### EXERCISE PROMPT
What lines of the material below hold the string "text"? Copy them out.
☆ ☆ ☆ ☆ ☆
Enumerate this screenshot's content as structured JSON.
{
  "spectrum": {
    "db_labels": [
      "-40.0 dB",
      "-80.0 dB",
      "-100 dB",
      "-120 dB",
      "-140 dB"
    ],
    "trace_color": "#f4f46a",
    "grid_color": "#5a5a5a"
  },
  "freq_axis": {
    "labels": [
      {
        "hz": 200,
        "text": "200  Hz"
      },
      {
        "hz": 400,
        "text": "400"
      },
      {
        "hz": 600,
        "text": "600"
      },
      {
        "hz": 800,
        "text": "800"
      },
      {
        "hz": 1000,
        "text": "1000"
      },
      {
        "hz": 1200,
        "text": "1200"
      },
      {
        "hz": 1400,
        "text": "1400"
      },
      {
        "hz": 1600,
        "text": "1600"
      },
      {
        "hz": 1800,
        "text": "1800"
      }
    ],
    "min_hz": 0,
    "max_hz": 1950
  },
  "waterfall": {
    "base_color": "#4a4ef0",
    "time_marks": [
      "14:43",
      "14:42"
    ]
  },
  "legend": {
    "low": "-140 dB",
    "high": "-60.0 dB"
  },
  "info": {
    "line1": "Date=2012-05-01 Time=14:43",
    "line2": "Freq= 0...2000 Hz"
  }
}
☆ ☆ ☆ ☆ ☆
### RESULT OF THE TASK
        "text": "200  Hz"
        "text": "400"
        "text": "600"
        "text": "800"
        "text": "1000"
        "text": "1200"
        "text": "1400"
        "text": "1600"
        "text": "1800"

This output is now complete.